= What to do =
Write every record out again exactly as shown below.

= Recorded information =
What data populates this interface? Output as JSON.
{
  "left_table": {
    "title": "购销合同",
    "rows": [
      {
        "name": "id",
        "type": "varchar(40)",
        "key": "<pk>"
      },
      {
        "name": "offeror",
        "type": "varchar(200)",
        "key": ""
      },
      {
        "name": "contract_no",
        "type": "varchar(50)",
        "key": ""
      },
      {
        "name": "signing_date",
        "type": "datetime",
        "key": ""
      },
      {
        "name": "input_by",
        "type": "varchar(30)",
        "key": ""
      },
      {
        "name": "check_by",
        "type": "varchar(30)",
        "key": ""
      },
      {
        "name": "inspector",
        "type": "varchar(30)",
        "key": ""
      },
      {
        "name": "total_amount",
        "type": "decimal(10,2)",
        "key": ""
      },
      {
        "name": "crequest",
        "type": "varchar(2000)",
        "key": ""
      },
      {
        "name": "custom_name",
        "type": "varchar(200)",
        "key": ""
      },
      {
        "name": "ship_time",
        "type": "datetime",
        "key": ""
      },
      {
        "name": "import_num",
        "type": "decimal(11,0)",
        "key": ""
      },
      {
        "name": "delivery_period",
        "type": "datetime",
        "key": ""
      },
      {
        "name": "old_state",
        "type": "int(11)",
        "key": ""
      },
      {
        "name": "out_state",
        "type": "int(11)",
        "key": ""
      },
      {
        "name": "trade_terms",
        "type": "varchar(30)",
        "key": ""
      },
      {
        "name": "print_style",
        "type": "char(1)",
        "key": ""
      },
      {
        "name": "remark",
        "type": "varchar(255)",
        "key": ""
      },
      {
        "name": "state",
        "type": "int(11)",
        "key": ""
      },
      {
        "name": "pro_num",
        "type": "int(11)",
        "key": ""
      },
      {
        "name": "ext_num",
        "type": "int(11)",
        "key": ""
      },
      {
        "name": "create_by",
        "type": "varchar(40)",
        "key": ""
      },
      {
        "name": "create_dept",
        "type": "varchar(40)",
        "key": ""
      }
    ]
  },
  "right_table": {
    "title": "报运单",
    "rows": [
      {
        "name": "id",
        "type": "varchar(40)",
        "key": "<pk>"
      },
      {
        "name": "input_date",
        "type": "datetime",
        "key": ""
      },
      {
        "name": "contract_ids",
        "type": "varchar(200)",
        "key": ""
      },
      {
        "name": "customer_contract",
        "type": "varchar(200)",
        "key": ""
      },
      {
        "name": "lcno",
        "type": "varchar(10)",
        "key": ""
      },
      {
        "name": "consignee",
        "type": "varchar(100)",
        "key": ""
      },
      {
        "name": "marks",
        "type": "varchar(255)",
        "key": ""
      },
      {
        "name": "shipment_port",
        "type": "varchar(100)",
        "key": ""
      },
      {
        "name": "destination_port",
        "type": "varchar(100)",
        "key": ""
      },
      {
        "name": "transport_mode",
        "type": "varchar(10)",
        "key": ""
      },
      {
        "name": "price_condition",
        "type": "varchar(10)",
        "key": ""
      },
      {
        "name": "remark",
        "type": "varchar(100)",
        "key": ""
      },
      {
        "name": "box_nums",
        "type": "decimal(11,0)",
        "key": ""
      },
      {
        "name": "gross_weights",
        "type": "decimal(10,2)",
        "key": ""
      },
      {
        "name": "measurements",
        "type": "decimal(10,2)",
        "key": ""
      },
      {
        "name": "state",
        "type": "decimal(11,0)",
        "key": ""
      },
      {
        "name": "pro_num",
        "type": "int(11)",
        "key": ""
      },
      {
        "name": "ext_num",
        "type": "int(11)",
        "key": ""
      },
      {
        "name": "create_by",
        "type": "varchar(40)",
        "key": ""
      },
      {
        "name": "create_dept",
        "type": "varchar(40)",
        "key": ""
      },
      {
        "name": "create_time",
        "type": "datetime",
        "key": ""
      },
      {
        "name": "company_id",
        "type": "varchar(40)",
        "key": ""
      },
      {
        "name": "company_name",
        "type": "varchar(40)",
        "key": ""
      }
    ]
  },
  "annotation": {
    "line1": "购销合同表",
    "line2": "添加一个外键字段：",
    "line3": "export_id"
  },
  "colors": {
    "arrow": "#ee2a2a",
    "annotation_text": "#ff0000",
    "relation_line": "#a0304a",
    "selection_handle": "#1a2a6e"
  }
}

= Written answer =
What data populates this interface? Output as JSON.
{
  "left_table": {
    "title": "购销合同",
    "rows": [
      {
        "name": "id",
        "type": "varchar(40)",
        "key": "<pk>"
      },
      {
        "name": "offeror",
        "type": "varchar(200)",
        "key": ""
      },
      {
        "name": "contract_no",
        "type": "varchar(50)",
        "key": ""
      },
      {
        "name": "signing_date",
        "type": "datetime",
        "key": ""
      },
      {
        "name": "input_by",
        "type": "varchar(30)",
        "key": ""
      },
      {
        "name": "check_by",
        "type": "varchar(30)",
        "key": ""
      },
      {
        "name": "inspector",
        "type": "varchar(30)",
        "key": ""
      },
      {
        "name": "total_amount",
        "type": "decimal(10,2)",
        "key": ""
      },
      {
        "name": "crequest",
        "type": "varchar(2000)",
        "key": ""
      },
      {
        "name": "custom_name",
        "type": "varchar(200)",
        "key": ""
      },
      {
        "name": "ship_time",
        "type": "datetime",
        "key": ""
      },
      {
        "name": "import_num",
        "type": "decimal(11,0)",
        "key": ""
      },
      {
        "name": "delivery_period",
        "type": "datetime",
        "key": ""
      },
      {
        "name": "old_state",
        "type": "int(11)",
        "key": ""
      },
      {
        "name": "out_state",
        "type": "int(11)",
        "key": ""
      },
      {
        "name": "trade_terms",
        "type": "varchar(30)",
        "key": ""
      },
      {
        "name": "print_style",
        "type": "char(1)",
        "key": ""
      },
      {
        "name": "remark",
        "type": "varchar(255)",
        "key": ""
      },
      {
        "name": "state",
        "type": "int(11)",
        "key": ""
      },
      {
        "name": "pro_num",
        "type": "int(11)",
        "key": ""
      },
      {
        "name": "ext_num",
        "type": "int(11)",
        "key": ""
      },
      {
        "name": "create_by",
        "type": "varchar(40)",
        "key": ""
      },
      {
        "name": "create_dept",
        "type": "varchar(40)",
        "key": ""
      }
    ]
  },
  "right_table": {
    "title": "报运单",
    "rows": [
      {
        "name": "id",
        "type": "varchar(40)",
        "key": "<pk>"
      },
      {
        "name": "input_date",
        "type": "datetime",
        "key": ""
      },
      {
        "name": "contract_ids",
        "type": "varchar(200)",
        "key": ""
      },
      {
        "name": "customer_contract",
        "type": "varchar(200)",
        "key": ""
      },
      {
        "name": "lcno",
        "type": "varchar(10)",
        "key": ""
      },
      {
        "name": "consignee",
        "type": "varchar(100)",
        "key": ""
      },
      {
        "name": "marks",
        "type": "varchar(255)",
        "key": ""
      },
      {
        "name": "shipment_port",
        "type": "varchar(100)",
        "key": ""
      },
      {
        "name": "destination_port",
        "type": "varchar(100)",
        "key": ""
      },
      {
        "name": "transport_mode",
        "type": "varchar(10)",
        "key": ""
      },
      {
        "name": "price_condition",
        "type": "varchar(10)",
        "key": ""
      },
      {
        "name": "remark",
        "type": "varchar(100)",
        "key": ""
      },
      {
        "name": "box_nums",
        "type": "decimal(11,0)",
        "key": ""
      },
      {
        "name": "gross_weights",
        "type": "decimal(10,2)",
        "key": ""
      },
      {
        "name": "measurements",
        "type": "decimal(10,2)",
        "key": ""
      },
      {
        "name": "state",
        "type": "decimal(11,0)",
        "key": ""
      },
      {
        "name": "pro_num",
        "type": "int(11)",
        "key": ""
      },
      {
        "name": "ext_num",
        "type": "int(11)",
        "key": ""
      },
      {
        "name": "create_by",
        "type": "varchar(40)",
        "key": ""
      },
      {
        "name": "create_dept",
        "type": "varchar(40)",
        "key": ""
      },
      {
        "name": "create_time",
        "type": "datetime",
        "key": ""
      },
      {
        "name": "company_id",
        "type": "varchar(40)",
        "key": ""
      },
      {
        "name": "company_name",
        "type": "varchar(40)",
        "key": ""
      }
    ]
  },
  "annotation": {
    "line1": "购销合同表",
    "line2": "添加一个外键字段：",
    "line3": "export_id"
  },
  "colors": {
    "arrow": "#ee2a2a",
    "annotation_text": "#ff0000",
    "relation_line": "#a0304a",
    "selection_handle": "#1a2a6e"
  }
}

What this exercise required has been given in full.